WHAT TO DO: The answer must consist of every line below that holds the word "title".

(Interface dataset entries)
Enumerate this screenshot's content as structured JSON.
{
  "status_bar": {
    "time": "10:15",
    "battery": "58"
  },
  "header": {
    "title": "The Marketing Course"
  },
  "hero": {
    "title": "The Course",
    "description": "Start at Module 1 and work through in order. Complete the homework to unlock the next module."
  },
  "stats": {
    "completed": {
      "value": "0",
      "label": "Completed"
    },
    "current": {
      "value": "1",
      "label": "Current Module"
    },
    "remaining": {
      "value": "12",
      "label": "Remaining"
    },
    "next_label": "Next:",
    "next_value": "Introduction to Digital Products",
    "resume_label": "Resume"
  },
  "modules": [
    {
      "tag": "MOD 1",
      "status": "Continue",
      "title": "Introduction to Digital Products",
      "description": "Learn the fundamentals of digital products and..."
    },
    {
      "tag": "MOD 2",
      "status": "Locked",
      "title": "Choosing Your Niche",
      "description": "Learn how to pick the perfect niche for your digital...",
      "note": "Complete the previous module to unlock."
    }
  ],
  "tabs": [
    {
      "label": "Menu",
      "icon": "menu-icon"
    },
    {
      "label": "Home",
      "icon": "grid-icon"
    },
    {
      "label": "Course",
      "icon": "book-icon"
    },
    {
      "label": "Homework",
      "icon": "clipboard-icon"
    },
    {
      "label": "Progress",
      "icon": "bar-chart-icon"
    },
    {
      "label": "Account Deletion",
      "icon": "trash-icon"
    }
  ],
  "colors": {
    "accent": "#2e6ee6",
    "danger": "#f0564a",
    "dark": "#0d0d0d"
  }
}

ANSWER FOR THE TASK:
    "title": "The Marketing Course"
    "title": "The Course",
      "title": "Introduction to Digital Products",
      "title": "Choosing Your Niche",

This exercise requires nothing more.